▶ [What you will do] Take from the listing each line that has the string "description".

▶ [Source material]
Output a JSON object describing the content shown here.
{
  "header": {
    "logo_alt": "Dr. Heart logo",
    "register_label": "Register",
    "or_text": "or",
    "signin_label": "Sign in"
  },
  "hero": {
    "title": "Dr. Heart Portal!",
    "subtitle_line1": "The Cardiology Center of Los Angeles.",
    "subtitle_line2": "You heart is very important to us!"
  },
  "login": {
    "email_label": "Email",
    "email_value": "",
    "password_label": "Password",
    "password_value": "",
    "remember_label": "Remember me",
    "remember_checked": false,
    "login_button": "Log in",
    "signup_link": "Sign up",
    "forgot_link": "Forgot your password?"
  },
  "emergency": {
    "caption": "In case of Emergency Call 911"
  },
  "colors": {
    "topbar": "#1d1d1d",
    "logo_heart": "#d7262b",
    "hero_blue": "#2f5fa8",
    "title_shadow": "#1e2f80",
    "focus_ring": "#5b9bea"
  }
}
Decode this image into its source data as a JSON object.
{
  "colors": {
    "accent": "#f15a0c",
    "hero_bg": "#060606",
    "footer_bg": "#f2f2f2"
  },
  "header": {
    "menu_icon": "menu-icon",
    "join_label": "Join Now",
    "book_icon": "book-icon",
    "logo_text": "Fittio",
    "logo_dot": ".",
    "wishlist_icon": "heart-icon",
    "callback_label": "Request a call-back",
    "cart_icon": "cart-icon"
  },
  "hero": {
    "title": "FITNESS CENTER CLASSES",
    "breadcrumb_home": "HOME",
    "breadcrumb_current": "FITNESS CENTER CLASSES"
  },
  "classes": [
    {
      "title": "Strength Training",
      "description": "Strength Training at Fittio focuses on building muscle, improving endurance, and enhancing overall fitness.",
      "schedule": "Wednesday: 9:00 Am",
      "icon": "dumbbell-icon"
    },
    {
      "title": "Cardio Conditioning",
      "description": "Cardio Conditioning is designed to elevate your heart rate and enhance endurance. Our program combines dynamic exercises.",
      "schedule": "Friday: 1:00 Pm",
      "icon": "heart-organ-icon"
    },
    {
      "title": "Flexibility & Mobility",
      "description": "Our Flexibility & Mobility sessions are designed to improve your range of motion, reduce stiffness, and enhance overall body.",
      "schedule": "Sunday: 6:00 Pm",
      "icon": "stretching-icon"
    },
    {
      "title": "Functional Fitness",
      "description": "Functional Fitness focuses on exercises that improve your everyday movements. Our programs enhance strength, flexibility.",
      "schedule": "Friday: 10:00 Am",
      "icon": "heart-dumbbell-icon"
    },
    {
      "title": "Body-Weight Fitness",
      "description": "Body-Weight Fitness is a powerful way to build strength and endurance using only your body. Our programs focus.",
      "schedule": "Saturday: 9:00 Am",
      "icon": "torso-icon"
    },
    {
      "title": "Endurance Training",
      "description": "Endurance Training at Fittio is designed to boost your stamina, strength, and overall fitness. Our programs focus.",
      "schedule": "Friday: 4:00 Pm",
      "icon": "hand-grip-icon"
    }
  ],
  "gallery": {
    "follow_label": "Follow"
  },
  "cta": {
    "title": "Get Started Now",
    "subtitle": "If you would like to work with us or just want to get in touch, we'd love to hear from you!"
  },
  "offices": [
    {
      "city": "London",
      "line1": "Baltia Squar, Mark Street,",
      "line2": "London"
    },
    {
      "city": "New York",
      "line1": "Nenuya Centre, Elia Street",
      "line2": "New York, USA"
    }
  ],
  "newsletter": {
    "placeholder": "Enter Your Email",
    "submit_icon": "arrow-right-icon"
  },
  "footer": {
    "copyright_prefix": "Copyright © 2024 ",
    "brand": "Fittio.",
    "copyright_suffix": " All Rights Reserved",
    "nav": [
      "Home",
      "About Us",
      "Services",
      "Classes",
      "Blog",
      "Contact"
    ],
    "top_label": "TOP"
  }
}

▶ [Result for this task]
      "description": "Strength Training at Fittio focuses on building muscle, improving endurance, and enhancing overall fitness.",
      "description": "Cardio Conditioning is designed to elevate your heart rate and enhance endurance. Our program combines dynamic exercises.",
      "description": "Our Flexibility & Mobility sessions are designed to improve your range of motion, reduce stiffness, and enhance overall body.",
      "description": "Functional Fitness focuses on exercises that improve your everyday movements. Our programs enhance strength, flexibility.",
      "description": "Body-Weight Fitness is a powerful way to build strength and endurance using only your body. Our programs focus.",
      "description": "Endurance Training at Fittio is designed to boost your stamina, strength, and overall fitness. Our programs focus.",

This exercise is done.